BOSTON (CBS) — The Devils are scrapping for a playoff spot and will more than likely be without Anton Volchenkov for a handful of games in the season’s final stretch.
The Bruins hope to compete for the Stanley Cup, but they could be without their leading goal scorer for the same time or perhaps even longer.
Sound like a fair trade-off to you?
It is not, of course, and it’s the latest on-ice example that even though Brendan Shanahan does his job roughly 500 percent better than Colin Campbell did his, the NHL is just not doing enough to deter dirty, unnecessary hits that leave players dazed, woozy and in the locker room instead of on the ice. If the league were doing its job in that respect, then we wouldn’t have seen Volchenkov stare face-up at Marchand, lift out his left elbow and then direct it straight toward Marchand’s head in one of the most intentional head shots you’ll ever see.
Well, maybe you’d still see it — we can’t know that for sure. But if Nate Thompson and Joffrey Lupul got just two-game suspensions for what the league deemed to be “reckless” hits to the head, and if Rick Nash got zero games for an elbow to the back of a head, why would a guy like Volchenkov feel the need to think twice about a hit like that?
If Corey Perry had gotten more than just four games for the second-most vicious hit of the NHL season, and if Harry Zolnierczyk had gotten more than five games for the very worst of the year, maybe the message would be clear.
But it’s not. It keeps happening, and players keep going down. Shanahan developed a reputation for having almost no tolerance for any illegal and dangerous hits when he took over for Campbell at the start of the 2011 season. He was dishing out 10- and 12-game suspensions in the preseason, and he made five-game suspensions for elbowing the norm in the regular season.
But somewhere along the long, the “Shanahammer” lost his punch. The longest suspension of this season was five games, when Patrick Kaleta boarded Brad Richards and could’ve broken the guy’s neck. But the neck didn’t break, so it was just five games.
The average length of suspensions handed out this year: two games. That’s not getting it done.
Still, even if Volchenkov gets double that, it’s not going to help Marchand heal any faster from what looked to be a concussion. And it won’t help the Bruins as they vie for the Northeast Division crown against the Canadiens before beginning what they hope to be a long playoff run. Without Marchand, that already-difficult task becomes exponentially harder.
And really, even if Volchenkov is suspended for the final eight games of New Jersey’s season (almost guaranteed not to happen, but play along), how badly will he be missed?
Consider that Marchand has scored 16 goals in 38 games this year. Volchenkov has scored 19 goals in his 590-game NHL career.
There’s no way that any suspension on Volchenkov can really make things right for Boston, but it’s the fact that the hit even happened — that Volchenkov thought it’d be an OK idea to throw his elbow directly into an opponent’s head — that is the problem.
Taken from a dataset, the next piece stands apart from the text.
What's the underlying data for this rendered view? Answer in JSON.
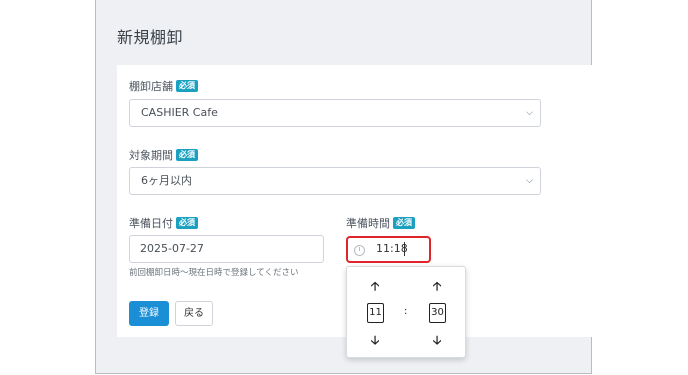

It’s what you get when there’s no deterrent.
Things aren’t quite as bad as they were during the Campbell era, but when a guy’s lying face down on the ice and grabbing his head after a hit that did not have to happen, what’s the difference?
After the Volchenkov hit, many Bruins fans were rightfully upset, but all of their anger wasn’t directed at Volchenkov. Rather, many passionate tweets were fired off, upset with the Bruins’ lack of “response.” Whether that “response” meant jumping Volchenkov and getting a two-minute minor, five-minute major and 10-minute misconduct, or whether it meant sending Shawn Thornton over the boards on the next shift to meaninglessly punch someone in a red jersey who did nothing wrong, or whether it meant taking an eye-for-an-eye mentality and injuring a Devils player, I don’t know.
What I do know is that the anger was misdirected. The reason to be angry is that Volchenkov had little reason to believe he should not elbow Marchand in the head. And no matter what they did, the Bruins were going to come out on the short end of that situation. Just ask Marchand.
The biggest problem when Campbell was in charge and had no clue how to manage league discipline was that players were left to be the sole distributors of “justice.” That type of system doesn’t usually lead to a Todd Bertuzzi-Steve Moore incident, but it does combine all the ingredients that led to that awful incident from 2004, throws it together into a 200-by-85-foot glass-encased sheet of ice and says, “Hey, let’s see what happens.”
Shanahan, who no longer even appears or talks in his suspension videos and instead tweets out links to puff pieces about the great work he does, is letting the league slip much closer to those days than the brief period of the Shanahammer last year.
His job is simple: Let players know, without any shreds of doubt, what is not tolerated on the ice. Cross the line, and you get punished — much more than a two-game slap on the wrist.
Until Shanahan actually starts doing that, elbows like Volchenkov will continue to fly, and players like Marchand will remain in the quiet room.
Update: Volchenkov was suspended four games by the NHL.